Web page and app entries
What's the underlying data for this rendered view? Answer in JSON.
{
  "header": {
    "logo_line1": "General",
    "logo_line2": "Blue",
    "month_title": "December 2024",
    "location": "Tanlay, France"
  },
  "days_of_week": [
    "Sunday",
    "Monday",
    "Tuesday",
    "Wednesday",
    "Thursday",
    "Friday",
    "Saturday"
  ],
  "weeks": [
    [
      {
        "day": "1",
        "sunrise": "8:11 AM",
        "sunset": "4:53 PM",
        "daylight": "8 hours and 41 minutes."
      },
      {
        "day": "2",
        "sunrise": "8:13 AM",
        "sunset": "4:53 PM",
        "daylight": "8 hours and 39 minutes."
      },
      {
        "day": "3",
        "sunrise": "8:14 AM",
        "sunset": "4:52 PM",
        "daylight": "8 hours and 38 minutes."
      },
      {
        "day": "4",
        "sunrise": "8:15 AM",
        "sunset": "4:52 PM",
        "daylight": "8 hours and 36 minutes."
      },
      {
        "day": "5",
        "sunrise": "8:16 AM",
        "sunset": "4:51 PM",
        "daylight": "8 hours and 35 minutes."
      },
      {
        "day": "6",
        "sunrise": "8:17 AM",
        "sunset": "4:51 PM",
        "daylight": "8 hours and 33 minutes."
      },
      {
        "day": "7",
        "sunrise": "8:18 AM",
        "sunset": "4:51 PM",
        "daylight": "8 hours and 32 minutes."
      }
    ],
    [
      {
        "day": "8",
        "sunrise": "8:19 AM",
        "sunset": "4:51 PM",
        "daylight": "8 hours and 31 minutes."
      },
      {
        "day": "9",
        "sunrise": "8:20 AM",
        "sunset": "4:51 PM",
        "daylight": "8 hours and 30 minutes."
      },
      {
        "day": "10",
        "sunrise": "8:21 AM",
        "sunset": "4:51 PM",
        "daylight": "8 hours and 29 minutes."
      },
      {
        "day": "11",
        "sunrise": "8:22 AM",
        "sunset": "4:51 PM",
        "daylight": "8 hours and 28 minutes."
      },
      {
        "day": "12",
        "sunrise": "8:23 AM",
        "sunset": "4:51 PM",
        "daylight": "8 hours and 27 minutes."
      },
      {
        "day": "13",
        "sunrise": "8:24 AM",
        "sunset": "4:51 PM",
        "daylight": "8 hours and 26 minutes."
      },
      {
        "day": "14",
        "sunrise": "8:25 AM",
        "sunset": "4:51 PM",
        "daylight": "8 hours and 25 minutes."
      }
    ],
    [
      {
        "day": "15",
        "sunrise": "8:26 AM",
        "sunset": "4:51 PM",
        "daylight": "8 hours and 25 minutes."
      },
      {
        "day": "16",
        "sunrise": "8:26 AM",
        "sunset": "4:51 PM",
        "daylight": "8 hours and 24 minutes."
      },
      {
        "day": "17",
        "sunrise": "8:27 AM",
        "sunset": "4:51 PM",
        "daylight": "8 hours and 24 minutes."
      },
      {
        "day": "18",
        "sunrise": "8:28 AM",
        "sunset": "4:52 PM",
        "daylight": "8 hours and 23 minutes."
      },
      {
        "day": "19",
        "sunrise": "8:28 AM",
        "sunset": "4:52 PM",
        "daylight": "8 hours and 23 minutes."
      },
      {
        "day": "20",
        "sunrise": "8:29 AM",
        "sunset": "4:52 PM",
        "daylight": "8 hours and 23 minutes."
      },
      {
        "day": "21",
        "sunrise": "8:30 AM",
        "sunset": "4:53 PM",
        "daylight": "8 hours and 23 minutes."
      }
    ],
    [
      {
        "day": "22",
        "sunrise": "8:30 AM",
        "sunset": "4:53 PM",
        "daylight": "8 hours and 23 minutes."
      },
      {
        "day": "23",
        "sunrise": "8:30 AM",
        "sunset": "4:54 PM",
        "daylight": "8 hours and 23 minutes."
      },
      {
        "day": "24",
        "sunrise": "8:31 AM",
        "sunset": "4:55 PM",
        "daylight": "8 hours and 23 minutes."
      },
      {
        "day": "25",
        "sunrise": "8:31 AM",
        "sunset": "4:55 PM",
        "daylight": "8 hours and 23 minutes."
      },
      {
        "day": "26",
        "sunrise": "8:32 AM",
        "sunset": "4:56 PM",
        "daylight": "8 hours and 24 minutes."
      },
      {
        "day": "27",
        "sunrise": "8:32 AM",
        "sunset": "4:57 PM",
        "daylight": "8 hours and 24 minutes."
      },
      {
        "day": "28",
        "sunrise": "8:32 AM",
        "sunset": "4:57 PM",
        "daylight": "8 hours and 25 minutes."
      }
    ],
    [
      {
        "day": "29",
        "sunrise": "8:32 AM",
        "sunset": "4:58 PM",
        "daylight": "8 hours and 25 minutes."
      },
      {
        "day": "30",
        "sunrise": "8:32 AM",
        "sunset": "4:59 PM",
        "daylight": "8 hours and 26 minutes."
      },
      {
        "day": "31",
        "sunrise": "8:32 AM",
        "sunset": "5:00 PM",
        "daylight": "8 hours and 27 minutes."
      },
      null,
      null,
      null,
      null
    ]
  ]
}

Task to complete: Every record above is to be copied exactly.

Response:
What's the underlying data for this rendered view? Answer in JSON.
{
  "header": {
    "logo_line1": "General",
    "logo_line2": "Blue",
    "month_title": "December 2024",
    "location": "Tanlay, France"
  },
  "days_of_week": [
    "Sunday",
    "Monday",
    "Tuesday",
    "Wednesday",
    "Thursday",
    "Friday",
    "Saturday"
  ],
  "weeks": [
    [
      {
        "day": "1",
        "sunrise": "8:11 AM",
        "sunset": "4:53 PM",
        "daylight": "8 hours and 41 minutes."
      },
      {
        "day": "2",
        "sunrise": "8:13 AM",
        "sunset": "4:53 PM",
        "daylight": "8 hours and 39 minutes."
      },
      {
        "day": "3",
        "sunrise": "8:14 AM",
        "sunset": "4:52 PM",
        "daylight": "8 hours and 38 minutes."
      },
      {
        "day": "4",
        "sunrise": "8:15 AM",
        "sunset": "4:52 PM",
        "daylight": "8 hours and 36 minutes."
      },
      {
        "day": "5",
        "sunrise": "8:16 AM",
        "sunset": "4:51 PM",
        "daylight": "8 hours and 35 minutes."
      },
      {
        "day": "6",
        "sunrise": "8:17 AM",
        "sunset": "4:51 PM",
        "daylight": "8 hours and 33 minutes."
      },
      {
        "day": "7",
        "sunrise": "8:18 AM",
        "sunset": "4:51 PM",
        "daylight": "8 hours and 32 minutes."
      }
    ],
    [
      {
        "day": "8",
        "sunrise": "8:19 AM",
        "sunset": "4:51 PM",
        "daylight": "8 hours and 31 minutes."
      },
      {
        "day": "9",
        "sunrise": "8:20 AM",
        "sunset": "4:51 PM",
        "daylight": "8 hours and 30 minutes."
      },
      {
        "day": "10",
        "sunrise": "8:21 AM",
        "sunset": "4:51 PM",
        "daylight": "8 hours and 29 minutes."
      },
      {
        "day": "11",
        "sunrise": "8:22 AM",
        "sunset": "4:51 PM",
        "daylight": "8 hours and 28 minutes."
      },
      {
        "day": "12",
        "sunrise": "8:23 AM",
        "sunset": "4:51 PM",
        "daylight": "8 hours and 27 minutes."
      },
      {
        "day": "13",
        "sunrise": "8:24 AM",
        "sunset": "4:51 PM",
        "daylight": "8 hours and 26 minutes."
      },
      {
        "day": "14",
        "sunrise": "8:25 AM",
        "sunset": "4:51 PM",
        "daylight": "8 hours and 25 minutes."
      }
    ],
    [
      {
        "day": "15",
        "sunrise": "8:26 AM",
        "sunset": "4:51 PM",
        "daylight": "8 hours and 25 minutes."
      },
      {
        "day": "16",
        "sunrise": "8:26 AM",
        "sunset": "4:51 PM",
        "daylight": "8 hours and 24 minutes."
      },
      {
        "day": "17",
        "sunrise": "8:27 AM",
        "sunset": "4:51 PM",
        "daylight": "8 hours and 24 minutes."
      },
      {
        "day": "18",
        "sunrise": "8:28 AM",
        "sunset": "4:52 PM",
        "daylight": "8 hours and 23 minutes."
      },
      {
        "day": "19",
        "sunrise": "8:28 AM",
        "sunset": "4:52 PM",
        "daylight": "8 hours and 23 minutes."
      },
      {
        "day": "20",
        "sunrise": "8:29 AM",
        "sunset": "4:52 PM",
        "daylight": "8 hours and 23 minutes."
      },
      {
        "day": "21",
        "sunrise": "8:30 AM",
        "sunset": "4:53 PM",
        "daylight": "8 hours and 23 minutes."
      }
    ],
    [
      {
        "day": "22",
        "sunrise": "8:30 AM",
        "sunset": "4:53 PM",
        "daylight": "8 hours and 23 minutes."
      },
      {
        "day": "23",
        "sunrise": "8:30 AM",
        "sunset": "4:54 PM",
        "daylight": "8 hours and 23 minutes."
      },
      {
        "day": "24",
        "sunrise": "8:31 AM",
        "sunset": "4:55 PM",
        "daylight": "8 hours and 23 minutes."
      },
      {
        "day": "25",
        "sunrise": "8:31 AM",
        "sunset": "4:55 PM",
        "daylight": "8 hours and 23 minutes."
      },
      {
        "day": "26",
        "sunrise": "8:32 AM",
        "sunset": "4:56 PM",
        "daylight": "8 hours and 24 minutes."
      },
      {
        "day": "27",
        "sunrise": "8:32 AM",
        "sunset": "4:57 PM",
        "daylight": "8 hours and 24 minutes."
      },
      {
        "day": "28",
        "sunrise": "8:32 AM",
        "sunset": "4:57 PM",
        "daylight": "8 hours and 25 minutes."
      }
    ],
    [
      {
        "day": "29",
        "sunrise": "8:32 AM",
        "sunset": "4:58 PM",
        "daylight": "8 hours and 25 minutes."
      },
      {
        "day": "30",
        "sunrise": "8:32 AM",
        "sunset": "4:59 PM",
        "daylight": "8 hours and 26 minutes."
      },
      {
        "day": "31",
        "sunrise": "8:32 AM",
        "sunset": "5:00 PM",
        "daylight": "8 hours and 27 minutes."
      },
      null,
      null,
      null,
      null
    ]
  ]
}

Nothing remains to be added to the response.